Page and application data records
= = = = =
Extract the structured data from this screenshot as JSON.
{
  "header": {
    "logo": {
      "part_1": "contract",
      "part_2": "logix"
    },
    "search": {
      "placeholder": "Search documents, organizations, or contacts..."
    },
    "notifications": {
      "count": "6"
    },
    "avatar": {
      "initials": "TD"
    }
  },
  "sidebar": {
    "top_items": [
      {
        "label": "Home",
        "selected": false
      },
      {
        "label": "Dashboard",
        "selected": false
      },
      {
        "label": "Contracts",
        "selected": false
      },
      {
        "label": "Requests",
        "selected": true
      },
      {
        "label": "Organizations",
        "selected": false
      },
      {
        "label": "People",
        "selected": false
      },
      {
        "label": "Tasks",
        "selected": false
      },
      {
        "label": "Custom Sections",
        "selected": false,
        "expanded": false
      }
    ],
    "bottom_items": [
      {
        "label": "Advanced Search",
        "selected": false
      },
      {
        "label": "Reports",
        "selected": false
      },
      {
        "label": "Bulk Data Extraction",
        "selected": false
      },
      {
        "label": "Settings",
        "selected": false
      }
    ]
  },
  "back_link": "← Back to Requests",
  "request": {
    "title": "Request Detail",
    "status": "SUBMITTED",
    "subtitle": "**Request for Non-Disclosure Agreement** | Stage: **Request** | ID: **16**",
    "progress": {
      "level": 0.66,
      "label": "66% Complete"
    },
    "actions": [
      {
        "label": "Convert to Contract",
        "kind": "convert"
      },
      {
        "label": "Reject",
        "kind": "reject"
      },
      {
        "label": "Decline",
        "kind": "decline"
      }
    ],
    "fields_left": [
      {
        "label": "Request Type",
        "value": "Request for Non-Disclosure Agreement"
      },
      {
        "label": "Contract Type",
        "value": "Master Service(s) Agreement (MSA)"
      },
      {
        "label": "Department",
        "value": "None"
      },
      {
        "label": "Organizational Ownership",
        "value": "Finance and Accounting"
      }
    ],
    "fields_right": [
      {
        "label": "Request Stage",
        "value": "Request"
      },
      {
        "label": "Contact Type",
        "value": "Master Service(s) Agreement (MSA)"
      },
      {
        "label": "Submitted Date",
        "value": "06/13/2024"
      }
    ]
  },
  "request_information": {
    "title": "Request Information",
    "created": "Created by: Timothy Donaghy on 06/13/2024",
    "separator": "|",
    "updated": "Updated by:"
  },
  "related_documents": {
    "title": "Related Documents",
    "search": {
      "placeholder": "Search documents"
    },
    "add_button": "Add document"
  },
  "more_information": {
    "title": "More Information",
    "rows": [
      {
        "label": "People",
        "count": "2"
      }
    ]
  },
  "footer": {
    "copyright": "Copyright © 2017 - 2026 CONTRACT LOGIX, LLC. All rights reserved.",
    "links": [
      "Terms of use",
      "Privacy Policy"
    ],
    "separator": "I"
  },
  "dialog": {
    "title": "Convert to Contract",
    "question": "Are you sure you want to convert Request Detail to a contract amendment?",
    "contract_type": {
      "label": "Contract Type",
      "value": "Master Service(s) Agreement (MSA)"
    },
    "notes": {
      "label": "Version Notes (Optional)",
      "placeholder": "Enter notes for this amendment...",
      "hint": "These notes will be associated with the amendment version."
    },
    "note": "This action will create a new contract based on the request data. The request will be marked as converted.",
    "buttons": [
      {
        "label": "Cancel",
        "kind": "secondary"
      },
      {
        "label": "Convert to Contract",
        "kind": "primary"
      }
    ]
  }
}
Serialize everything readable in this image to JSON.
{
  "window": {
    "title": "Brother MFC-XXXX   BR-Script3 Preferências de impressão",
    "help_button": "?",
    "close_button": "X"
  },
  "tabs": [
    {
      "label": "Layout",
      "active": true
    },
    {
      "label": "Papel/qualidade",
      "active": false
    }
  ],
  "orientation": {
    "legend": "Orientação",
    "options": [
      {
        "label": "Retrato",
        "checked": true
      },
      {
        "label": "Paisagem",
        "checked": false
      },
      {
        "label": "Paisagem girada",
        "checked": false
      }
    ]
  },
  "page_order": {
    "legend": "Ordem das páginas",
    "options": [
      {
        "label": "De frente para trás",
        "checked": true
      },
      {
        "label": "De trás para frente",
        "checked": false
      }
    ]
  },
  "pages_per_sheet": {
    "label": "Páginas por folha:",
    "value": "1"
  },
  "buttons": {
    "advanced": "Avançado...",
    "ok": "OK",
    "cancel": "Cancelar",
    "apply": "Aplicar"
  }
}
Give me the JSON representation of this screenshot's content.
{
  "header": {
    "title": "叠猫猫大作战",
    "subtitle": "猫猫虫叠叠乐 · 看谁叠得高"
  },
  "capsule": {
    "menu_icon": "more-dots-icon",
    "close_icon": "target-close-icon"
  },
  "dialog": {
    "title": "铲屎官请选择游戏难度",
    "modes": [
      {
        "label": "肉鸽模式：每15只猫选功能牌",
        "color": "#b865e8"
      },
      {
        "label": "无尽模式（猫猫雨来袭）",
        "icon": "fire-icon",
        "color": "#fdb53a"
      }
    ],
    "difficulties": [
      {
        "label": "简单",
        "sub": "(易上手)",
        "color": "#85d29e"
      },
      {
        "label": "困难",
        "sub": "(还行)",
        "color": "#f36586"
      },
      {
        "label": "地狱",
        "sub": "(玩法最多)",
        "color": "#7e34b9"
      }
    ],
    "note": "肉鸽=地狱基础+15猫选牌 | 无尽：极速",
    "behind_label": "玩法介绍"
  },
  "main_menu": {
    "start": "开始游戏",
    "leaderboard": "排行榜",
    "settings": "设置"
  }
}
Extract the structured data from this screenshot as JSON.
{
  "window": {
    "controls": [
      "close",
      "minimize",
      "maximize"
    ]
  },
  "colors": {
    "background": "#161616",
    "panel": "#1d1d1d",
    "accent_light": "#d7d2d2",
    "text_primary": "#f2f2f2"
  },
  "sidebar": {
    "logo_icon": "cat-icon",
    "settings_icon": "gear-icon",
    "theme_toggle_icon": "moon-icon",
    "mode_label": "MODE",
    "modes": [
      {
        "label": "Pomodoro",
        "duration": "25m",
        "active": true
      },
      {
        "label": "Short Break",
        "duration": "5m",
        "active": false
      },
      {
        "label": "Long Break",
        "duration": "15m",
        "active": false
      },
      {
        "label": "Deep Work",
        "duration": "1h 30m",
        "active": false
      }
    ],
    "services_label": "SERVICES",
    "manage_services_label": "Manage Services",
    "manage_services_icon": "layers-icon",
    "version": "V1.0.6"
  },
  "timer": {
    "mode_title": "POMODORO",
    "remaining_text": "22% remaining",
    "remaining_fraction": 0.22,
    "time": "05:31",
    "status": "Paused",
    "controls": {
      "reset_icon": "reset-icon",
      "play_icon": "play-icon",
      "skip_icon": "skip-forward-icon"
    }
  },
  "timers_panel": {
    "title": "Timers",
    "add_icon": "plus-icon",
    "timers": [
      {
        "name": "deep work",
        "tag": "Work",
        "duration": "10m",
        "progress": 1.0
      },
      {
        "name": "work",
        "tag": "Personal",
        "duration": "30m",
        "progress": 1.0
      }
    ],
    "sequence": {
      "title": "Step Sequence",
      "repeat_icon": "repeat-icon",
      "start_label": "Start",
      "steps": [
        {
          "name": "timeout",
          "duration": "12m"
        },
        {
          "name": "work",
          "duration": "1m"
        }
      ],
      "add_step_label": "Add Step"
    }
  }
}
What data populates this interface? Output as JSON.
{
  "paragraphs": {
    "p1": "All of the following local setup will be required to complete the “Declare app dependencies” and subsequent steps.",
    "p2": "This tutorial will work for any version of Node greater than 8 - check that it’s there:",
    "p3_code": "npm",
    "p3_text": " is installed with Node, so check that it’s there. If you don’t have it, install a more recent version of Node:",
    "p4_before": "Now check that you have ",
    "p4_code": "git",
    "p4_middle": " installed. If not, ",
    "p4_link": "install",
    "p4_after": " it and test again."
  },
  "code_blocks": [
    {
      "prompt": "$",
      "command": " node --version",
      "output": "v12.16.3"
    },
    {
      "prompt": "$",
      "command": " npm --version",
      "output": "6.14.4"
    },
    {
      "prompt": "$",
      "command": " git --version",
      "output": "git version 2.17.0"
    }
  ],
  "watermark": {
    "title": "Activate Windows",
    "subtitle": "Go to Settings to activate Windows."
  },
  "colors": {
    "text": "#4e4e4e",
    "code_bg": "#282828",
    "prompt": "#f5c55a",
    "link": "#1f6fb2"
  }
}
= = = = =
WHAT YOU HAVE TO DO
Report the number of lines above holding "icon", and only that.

WRITTEN RESPONSE
12